▶ ABOUT THIS EXERCISE:
In the data below, find every line with the string "Όνομα" and pull it out.

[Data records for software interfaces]
Content starts

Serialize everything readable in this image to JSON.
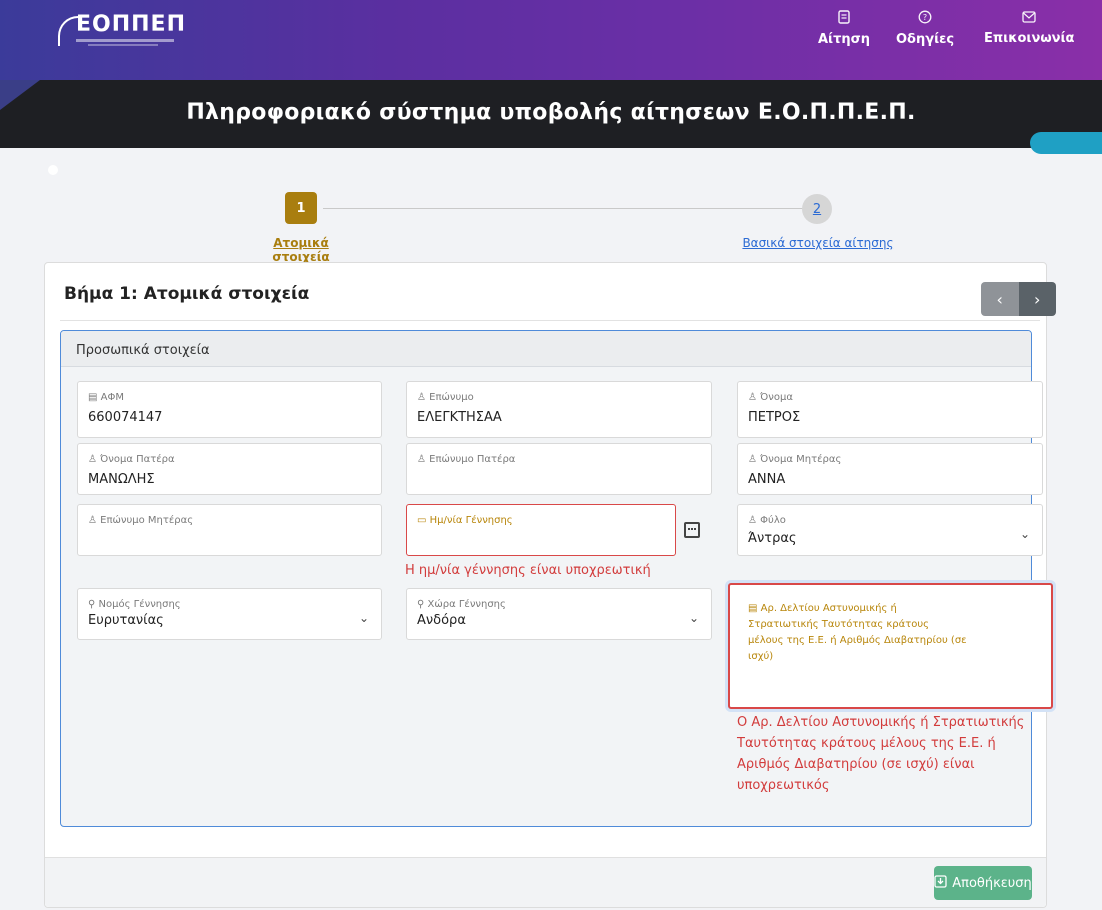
{
  "header": {
    "logo_text": "ΕΟΠΠΕΠ",
    "nav": [
      {
        "icon": "📄",
        "label": "Αίτηση"
      },
      {
        "icon": "⓪",
        "label": "Οδηγίες"
      },
      {
        "icon": "✉",
        "label": "Επικοινωνία"
      }
    ]
  },
  "banner": {
    "title": "Πληροφοριακό σύστημα υποβολής αίτησεων Ε.Ο.Π.Π.Ε.Π."
  },
  "stepper": {
    "step1": {
      "number": "1",
      "label": "Ατομικά στοιχεία"
    },
    "step2": {
      "number": "2",
      "label": "Βασικά στοιχεία αίτησης"
    }
  },
  "card": {
    "title": "Βήμα 1: Ατομικά στοιχεία",
    "prev": "‹",
    "next": "›",
    "panel_title": "Προσωπικά στοιχεία"
  },
  "fields": {
    "afm": {
      "label": "ΑΦΜ",
      "value": "660074147"
    },
    "surname": {
      "label": "Επώνυμο",
      "value": "ΕΛΕΓΚΤΗΣΑΑ"
    },
    "name": {
      "label": "Όνομα",
      "value": "ΠΕΤΡΟΣ"
    },
    "father_name": {
      "label": "Όνομα Πατέρα",
      "value": "ΜΑΝΩΛΗΣ"
    },
    "father_surname": {
      "label": "Επώνυμο Πατέρα",
      "value": ""
    },
    "mother_name": {
      "label": "Όνομα Μητέρας",
      "value": "ΑΝΝΑ"
    },
    "mother_surname": {
      "label": "Επώνυμο Μητέρας",
      "value": ""
    },
    "birth_date": {
      "label": "Ημ/νία Γέννησης",
      "value": "",
      "error": "Η ημ/νία γέννησης είναι υποχρεωτική"
    },
    "gender": {
      "label": "Φύλο",
      "value": "Άντρας"
    },
    "birth_prefecture": {
      "label": "Νομός Γέννησης",
      "value": "Ευρυτανίας"
    },
    "birth_country": {
      "label": "Χώρα Γέννησης",
      "value": "Ανδόρα"
    },
    "id_number": {
      "label_lines": [
        "Αρ. Δελτίου Αστυνομικής ή",
        "Στρατιωτικής Ταυτότητας κράτους",
        "μέλους της Ε.Ε. ή Αριθμός Διαβατηρίου (σε",
        "ισχύ)"
      ],
      "error_lines": [
        "Ο Αρ. Δελτίου Αστυνομικής ή Στρατιωτικής",
        "Ταυτότητας κράτους μέλους της Ε.Ε. ή",
        "Αριθμός Διαβατηρίου (σε ισχύ) είναι",
        "υποχρεωτικός"
      ]
    }
  },
  "footer": {
    "save_label": "Αποθήκευση"
  }
}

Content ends

▶ EXPECTED ANSWER:
      "label": "Όνομα",
      "label": "Όνομα Πατέρα",
      "label": "Όνομα Μητέρας",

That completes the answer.